## WHAT IS EXPECTED
An exact copy of every record is required.

## DATA IN THIS EXERCISE
= = =

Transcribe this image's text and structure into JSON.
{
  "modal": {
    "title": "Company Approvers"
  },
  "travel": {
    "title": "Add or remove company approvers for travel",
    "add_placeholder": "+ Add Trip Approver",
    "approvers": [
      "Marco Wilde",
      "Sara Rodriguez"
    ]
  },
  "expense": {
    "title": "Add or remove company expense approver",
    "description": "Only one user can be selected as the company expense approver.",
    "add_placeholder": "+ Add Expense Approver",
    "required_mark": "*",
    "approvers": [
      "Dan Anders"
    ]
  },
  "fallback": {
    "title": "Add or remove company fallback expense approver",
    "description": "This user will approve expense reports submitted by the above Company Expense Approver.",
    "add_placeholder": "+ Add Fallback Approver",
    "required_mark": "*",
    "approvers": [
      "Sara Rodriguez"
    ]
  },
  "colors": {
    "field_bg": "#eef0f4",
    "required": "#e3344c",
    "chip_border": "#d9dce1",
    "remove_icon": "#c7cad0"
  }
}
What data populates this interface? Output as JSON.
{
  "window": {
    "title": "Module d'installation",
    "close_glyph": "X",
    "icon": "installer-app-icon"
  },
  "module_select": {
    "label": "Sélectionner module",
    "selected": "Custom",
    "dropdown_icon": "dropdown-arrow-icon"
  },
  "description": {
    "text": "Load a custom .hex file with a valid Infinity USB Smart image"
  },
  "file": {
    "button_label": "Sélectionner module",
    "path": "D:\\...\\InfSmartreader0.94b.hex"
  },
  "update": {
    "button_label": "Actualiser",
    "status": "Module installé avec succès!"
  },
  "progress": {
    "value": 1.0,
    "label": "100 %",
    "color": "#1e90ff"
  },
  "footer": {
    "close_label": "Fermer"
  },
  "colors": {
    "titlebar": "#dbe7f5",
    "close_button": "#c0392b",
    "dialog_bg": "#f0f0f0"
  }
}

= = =

## ANSWER TO THIS EXERCISE
Transcribe this image's text and structure into JSON.
{
  "modal": {
    "title": "Company Approvers"
  },
  "travel": {
    "title": "Add or remove company approvers for travel",
    "add_placeholder": "+ Add Trip Approver",
    "approvers": [
      "Marco Wilde",
      "Sara Rodriguez"
    ]
  },
  "expense": {
    "title": "Add or remove company expense approver",
    "description": "Only one user can be selected as the company expense approver.",
    "add_placeholder": "+ Add Expense Approver",
    "required_mark": "*",
    "approvers": [
      "Dan Anders"
    ]
  },
  "fallback": {
    "title": "Add or remove company fallback expense approver",
    "description": "This user will approve expense reports submitted by the above Company Expense Approver.",
    "add_placeholder": "+ Add Fallback Approver",
    "required_mark": "*",
    "approvers": [
      "Sara Rodriguez"
    ]
  },
  "colors": {
    "field_bg": "#eef0f4",
    "required": "#e3344c",
    "chip_border": "#d9dce1",
    "remove_icon": "#c7cad0"
  }
}
What data populates this interface? Output as JSON.
{
  "window": {
    "title": "Module d'installation",
    "close_glyph": "X",
    "icon": "installer-app-icon"
  },
  "module_select": {
    "label": "Sélectionner module",
    "selected": "Custom",
    "dropdown_icon": "dropdown-arrow-icon"
  },
  "description": {
    "text": "Load a custom .hex file with a valid Infinity USB Smart image"
  },
  "file": {
    "button_label": "Sélectionner module",
    "path": "D:\\...\\InfSmartreader0.94b.hex"
  },
  "update": {
    "button_label": "Actualiser",
    "status": "Module installé avec succès!"
  },
  "progress": {
    "value": 1.0,
    "label": "100 %",
    "color": "#1e90ff"
  },
  "footer": {
    "close_label": "Fermer"
  },
  "colors": {
    "titlebar": "#dbe7f5",
    "close_button": "#c0392b",
    "dialog_bg": "#f0f0f0"
  }
}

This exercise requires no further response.